Goals, Grammar, and Great Expectations – Brazil Prepares for the 2014 World CupPosted: March 25, 2014
Brazilian language learning materials are known for one sentence that became so famous it was turned into a hit song: “The book is on the table”. This classic example of useless fabricated textbook-ese stands side by side, though more modestly, with le singe est dans l’arbre (the monkey is in the tree) from a 1970’s French textbook and “the philosopher pulled the lower jaw of the hen” from Guy Cook’s seminal article on ludicrous invented sentences for language learning. ‘The book is on the table’ comes from audiolingualism, a methodology in which students repeat thousands of grammatically possible and totally implausible sentences, while trying desperately to stay awake.
As football fans everywhere get ready for the 2014 World Cup in Brazil, native taxi drivers, bellboys, and, according to CNN, ‘street workers’ have been learning English in huge numbers. Many books on many tables. Language schools are booming, and the Brazilian Ministry of Tourism even created a training program called ‘Hello, Tourist’ to help tourism professionals learn English and Spanish. Brazil, it seems, waits with open arms to greet its guests.
But which English have they been learning, and does it matter? And will they be ready to communicate with the 600,000 fans expected from overseas?
Varieties of English
In the past there was only one type of English: British (see here for a discussion of retronyms). Now, of course, there’s a smorgasbord of ‘Englishes’: American, Australian, Indian, ELF (English as a Lingua Franca), even Globish, which sounds like something out of ‘Lord of the Rings’, but is actually a simplified version of English which is popular in Japan.
This variety didn’t always exist. The world used to be divided into non-native speaker segments that chose to learn a particular type of English. Because of business, tourism, and educational opportunities, Brazilians typically wanted American English. For similar reasons, European countries would generally prefer British English, while many African countries learned British English for historical reasons, i.e. the legacies of colonization.

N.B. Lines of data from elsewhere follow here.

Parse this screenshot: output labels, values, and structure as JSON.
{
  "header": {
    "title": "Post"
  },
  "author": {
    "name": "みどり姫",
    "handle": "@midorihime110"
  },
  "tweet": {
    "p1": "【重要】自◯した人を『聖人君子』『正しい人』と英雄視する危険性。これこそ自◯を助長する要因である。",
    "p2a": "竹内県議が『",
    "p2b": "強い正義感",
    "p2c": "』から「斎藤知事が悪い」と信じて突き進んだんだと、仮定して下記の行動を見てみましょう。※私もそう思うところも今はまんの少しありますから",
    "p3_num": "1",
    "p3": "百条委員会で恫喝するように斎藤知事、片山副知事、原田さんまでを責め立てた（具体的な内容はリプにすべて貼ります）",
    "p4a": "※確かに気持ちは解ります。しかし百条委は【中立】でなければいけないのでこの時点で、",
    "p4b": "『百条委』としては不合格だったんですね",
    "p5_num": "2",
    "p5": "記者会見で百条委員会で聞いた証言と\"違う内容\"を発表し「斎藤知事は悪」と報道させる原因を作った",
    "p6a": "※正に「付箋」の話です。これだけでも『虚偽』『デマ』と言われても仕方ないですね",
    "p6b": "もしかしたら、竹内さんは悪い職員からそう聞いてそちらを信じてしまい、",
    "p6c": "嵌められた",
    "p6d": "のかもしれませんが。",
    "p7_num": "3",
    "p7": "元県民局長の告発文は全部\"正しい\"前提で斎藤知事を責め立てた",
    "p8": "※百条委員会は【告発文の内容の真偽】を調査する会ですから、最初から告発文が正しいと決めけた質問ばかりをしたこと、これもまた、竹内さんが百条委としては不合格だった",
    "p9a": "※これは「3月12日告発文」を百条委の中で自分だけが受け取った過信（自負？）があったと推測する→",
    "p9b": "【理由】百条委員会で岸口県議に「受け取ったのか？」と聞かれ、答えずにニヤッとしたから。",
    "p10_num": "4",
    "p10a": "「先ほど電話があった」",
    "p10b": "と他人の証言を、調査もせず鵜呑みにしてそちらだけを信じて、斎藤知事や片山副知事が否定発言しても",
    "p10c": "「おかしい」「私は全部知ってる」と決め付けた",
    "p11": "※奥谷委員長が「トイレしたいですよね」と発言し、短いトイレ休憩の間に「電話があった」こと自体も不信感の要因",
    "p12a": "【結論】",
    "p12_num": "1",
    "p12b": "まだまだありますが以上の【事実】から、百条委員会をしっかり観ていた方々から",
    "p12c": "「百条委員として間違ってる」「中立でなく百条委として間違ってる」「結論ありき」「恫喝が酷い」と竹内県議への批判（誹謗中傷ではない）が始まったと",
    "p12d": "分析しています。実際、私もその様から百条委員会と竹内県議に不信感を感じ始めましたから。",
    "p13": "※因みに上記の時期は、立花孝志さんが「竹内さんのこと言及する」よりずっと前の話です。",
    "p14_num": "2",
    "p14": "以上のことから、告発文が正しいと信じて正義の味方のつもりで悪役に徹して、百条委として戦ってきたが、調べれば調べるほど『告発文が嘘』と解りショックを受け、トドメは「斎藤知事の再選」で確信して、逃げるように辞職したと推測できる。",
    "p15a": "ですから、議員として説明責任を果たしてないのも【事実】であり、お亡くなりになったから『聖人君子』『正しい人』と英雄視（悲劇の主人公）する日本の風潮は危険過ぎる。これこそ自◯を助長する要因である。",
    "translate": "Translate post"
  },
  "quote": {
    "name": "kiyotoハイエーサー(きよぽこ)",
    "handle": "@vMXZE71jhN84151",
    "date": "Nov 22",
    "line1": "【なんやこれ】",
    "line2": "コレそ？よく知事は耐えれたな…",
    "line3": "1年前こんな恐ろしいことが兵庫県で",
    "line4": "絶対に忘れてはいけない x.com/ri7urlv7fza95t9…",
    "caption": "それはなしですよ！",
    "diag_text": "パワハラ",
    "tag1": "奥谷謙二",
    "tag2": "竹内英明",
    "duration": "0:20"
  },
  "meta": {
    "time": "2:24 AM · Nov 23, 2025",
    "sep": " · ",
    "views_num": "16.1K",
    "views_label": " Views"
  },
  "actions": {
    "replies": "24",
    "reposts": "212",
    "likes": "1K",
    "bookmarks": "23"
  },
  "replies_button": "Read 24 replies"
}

But are the distinctions so relevant these days? The truth is: different varieties of English rarely cause much confusion. The vast majority of words in, say, U.S. and British English have the same meaning and usage, and if the pronunciation of these words differs, the differences are usually minor. In any case, context, along with body language and paralinguistic features of speech – pitch, volume, intonation – usually help us to decode the message even when it contains unknown vocabulary.
In addition, varieties of English are becoming more intelligible because of increased exposure. Hollywood films are everywhere, but so are British actors and British TV series. ‘Sherlock’ is enormously popular in the States – a quintessentially British offering down to the hero’s brogue-clad toes.
Another issue pertinent to cross-linguistic and cross-cultural communication is the concept of multicompetence. Multicompetence stresses the idea that speakers operating in foreign languages often use more than one language while conversing. They find a way to communicate by code-switching (jumping between languages, often in mid-sentence) and using cognates (e.g., the Japanese and Korean words for newspaper are shinbun and sinmun; the German wasser means water). Argentinians visiting Brazil and Brazilians visiting Argentina communicate in ‘portunhol’, an improvised blend of Portuguese and Spanish. Danes in Norway and Norwegians in Denmark, in order to be understood, use their native vocabulary while mimicking their hosts’ accent.
For those who possess this multicompetence, features that used to be seen as errors – for example, strange-sounding vocabulary choices and idioms that deviate from the native-speaker norm – may now be seen as elements of communicative competence. If you’re creative enough and aware enough to know that a combination of gestures, target language vocabulary, guesswork, and mother tongue words will get the message across, you’re multicompetent.
Não pisa na bola!
As for Brazil’s linguistic readiness for the World Cup, a few mistranslated signs have hit the Twitterverse: at a football stadium in Salvador the exit gates were marked Entrace. This is a rare example of a mistranslation and a misspelling in the same word! And translations of Brazilian menus are as haphazard as ever (anyone fancy the ‘Meat in Barbie Kill Sauce’?). But Brazil will make the tournament a success. There is a Portuguese idiom that describes a slip-up: pisar na bola (literally, step on the ball). Brazil won’t do this. Leaving aside national stereotypes such as Brazilian joie de vivre, the country is too heavily invested in soccer and in the nation’s burgeoning position in global affairs to fail. It promises to be a great tournament and an epic mix of international language and culture.